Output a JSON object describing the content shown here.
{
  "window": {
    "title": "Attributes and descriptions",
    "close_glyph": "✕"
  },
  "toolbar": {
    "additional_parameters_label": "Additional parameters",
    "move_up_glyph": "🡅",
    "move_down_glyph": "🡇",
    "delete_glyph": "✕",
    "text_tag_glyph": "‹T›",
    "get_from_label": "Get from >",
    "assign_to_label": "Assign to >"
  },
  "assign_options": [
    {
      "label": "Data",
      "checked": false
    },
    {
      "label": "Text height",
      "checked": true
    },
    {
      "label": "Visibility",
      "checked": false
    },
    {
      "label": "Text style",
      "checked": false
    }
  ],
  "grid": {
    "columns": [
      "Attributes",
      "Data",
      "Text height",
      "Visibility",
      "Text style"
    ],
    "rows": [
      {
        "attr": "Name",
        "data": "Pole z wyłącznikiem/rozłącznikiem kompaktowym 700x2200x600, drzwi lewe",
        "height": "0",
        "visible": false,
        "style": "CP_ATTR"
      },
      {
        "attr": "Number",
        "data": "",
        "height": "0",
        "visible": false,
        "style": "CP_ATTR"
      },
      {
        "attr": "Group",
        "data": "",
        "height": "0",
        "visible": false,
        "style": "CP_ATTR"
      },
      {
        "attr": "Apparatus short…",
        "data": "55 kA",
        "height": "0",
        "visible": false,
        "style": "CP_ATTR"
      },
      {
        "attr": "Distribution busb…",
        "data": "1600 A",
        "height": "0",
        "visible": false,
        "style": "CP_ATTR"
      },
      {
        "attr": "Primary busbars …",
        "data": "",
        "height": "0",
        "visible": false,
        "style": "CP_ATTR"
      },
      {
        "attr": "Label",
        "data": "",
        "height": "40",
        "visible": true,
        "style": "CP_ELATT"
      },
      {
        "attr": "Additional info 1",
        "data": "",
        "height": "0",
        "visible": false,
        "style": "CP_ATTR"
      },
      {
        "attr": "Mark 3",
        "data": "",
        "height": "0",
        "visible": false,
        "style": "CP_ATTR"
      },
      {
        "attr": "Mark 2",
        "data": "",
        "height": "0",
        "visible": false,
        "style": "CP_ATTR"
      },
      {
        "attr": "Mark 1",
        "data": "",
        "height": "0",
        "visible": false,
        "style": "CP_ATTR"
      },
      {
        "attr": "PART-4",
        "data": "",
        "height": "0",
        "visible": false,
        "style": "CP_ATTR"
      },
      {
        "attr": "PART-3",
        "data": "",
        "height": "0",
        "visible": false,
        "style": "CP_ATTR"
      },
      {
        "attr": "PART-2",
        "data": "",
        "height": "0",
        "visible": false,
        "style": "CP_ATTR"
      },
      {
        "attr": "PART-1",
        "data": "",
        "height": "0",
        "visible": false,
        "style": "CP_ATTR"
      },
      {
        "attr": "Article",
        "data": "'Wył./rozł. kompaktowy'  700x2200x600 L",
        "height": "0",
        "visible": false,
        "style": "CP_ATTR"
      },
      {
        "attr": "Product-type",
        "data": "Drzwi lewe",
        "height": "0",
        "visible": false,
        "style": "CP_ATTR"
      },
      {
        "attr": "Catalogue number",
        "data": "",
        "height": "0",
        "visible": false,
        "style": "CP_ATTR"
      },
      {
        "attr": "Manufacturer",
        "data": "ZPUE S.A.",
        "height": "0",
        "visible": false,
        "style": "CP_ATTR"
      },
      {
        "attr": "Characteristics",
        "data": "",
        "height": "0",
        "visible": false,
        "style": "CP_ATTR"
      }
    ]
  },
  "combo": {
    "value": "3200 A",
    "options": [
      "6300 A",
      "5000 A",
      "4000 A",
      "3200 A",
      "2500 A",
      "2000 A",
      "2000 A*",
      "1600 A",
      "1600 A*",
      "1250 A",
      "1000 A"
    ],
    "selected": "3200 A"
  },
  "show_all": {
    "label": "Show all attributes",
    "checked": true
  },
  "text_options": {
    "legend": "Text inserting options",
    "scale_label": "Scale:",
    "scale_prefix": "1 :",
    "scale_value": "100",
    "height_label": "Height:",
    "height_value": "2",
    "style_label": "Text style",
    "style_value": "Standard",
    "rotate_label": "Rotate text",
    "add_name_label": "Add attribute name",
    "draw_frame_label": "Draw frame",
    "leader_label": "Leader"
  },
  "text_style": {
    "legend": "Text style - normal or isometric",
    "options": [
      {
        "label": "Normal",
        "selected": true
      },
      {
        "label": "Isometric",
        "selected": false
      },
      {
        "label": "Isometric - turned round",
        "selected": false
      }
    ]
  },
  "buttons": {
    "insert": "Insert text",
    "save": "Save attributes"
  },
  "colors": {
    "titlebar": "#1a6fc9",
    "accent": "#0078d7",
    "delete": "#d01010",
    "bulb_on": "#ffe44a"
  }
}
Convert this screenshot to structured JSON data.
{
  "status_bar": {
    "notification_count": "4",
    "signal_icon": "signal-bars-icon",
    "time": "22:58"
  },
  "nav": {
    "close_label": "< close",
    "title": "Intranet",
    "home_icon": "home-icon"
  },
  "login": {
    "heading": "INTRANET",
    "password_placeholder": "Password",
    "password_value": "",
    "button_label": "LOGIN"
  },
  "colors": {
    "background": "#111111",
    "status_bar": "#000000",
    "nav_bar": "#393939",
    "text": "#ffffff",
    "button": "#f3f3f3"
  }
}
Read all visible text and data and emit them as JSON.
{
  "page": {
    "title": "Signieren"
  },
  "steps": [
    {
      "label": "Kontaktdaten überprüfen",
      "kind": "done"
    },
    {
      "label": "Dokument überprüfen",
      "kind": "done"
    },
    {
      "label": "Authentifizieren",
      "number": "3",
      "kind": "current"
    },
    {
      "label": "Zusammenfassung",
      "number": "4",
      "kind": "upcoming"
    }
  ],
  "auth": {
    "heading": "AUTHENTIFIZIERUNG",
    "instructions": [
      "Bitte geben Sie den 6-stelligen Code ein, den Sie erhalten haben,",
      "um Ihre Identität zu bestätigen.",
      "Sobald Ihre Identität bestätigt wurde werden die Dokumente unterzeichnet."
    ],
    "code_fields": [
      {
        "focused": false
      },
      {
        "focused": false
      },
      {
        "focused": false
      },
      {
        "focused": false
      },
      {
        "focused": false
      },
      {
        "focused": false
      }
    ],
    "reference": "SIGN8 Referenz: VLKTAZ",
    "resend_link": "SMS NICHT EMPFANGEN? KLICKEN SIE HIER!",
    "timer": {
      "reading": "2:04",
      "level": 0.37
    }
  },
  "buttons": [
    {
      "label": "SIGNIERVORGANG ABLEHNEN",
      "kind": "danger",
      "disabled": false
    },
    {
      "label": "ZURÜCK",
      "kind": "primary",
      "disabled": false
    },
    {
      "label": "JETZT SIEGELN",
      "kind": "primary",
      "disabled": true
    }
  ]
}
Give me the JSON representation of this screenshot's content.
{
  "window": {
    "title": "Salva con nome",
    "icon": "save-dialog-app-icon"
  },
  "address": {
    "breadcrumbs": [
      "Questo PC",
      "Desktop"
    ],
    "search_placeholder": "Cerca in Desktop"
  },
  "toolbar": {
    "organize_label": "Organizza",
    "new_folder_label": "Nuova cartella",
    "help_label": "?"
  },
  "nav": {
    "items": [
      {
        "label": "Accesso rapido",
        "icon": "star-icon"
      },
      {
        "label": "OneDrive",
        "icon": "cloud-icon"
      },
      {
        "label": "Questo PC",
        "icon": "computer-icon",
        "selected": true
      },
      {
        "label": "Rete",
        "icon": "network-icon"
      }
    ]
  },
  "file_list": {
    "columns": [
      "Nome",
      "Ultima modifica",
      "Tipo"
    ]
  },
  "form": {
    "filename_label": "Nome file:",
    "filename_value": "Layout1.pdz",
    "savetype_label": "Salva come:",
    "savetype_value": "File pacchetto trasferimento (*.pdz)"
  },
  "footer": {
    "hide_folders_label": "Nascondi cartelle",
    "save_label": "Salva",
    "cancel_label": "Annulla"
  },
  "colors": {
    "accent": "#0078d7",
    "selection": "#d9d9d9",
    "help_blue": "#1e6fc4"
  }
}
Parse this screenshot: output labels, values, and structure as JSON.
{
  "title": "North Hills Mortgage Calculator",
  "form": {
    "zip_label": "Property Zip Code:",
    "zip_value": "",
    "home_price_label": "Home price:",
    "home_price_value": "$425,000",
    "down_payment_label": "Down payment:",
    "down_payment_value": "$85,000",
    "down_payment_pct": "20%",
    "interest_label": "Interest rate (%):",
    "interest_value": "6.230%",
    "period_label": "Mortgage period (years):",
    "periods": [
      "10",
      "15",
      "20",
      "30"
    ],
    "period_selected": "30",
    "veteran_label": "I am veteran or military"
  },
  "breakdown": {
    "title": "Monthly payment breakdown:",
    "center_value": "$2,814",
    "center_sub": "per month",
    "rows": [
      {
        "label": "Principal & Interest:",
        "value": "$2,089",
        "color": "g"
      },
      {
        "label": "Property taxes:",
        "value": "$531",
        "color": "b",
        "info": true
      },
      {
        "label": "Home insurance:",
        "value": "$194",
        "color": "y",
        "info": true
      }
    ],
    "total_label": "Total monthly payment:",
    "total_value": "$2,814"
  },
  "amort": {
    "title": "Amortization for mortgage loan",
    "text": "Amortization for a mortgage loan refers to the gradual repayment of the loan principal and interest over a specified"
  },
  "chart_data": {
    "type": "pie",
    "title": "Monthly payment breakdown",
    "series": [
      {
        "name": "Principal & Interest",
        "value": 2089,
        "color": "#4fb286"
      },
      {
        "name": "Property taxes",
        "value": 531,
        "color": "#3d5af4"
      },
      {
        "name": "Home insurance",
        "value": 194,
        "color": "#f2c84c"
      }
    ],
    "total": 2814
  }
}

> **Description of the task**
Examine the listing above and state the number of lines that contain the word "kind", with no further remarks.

> **Written solution**
7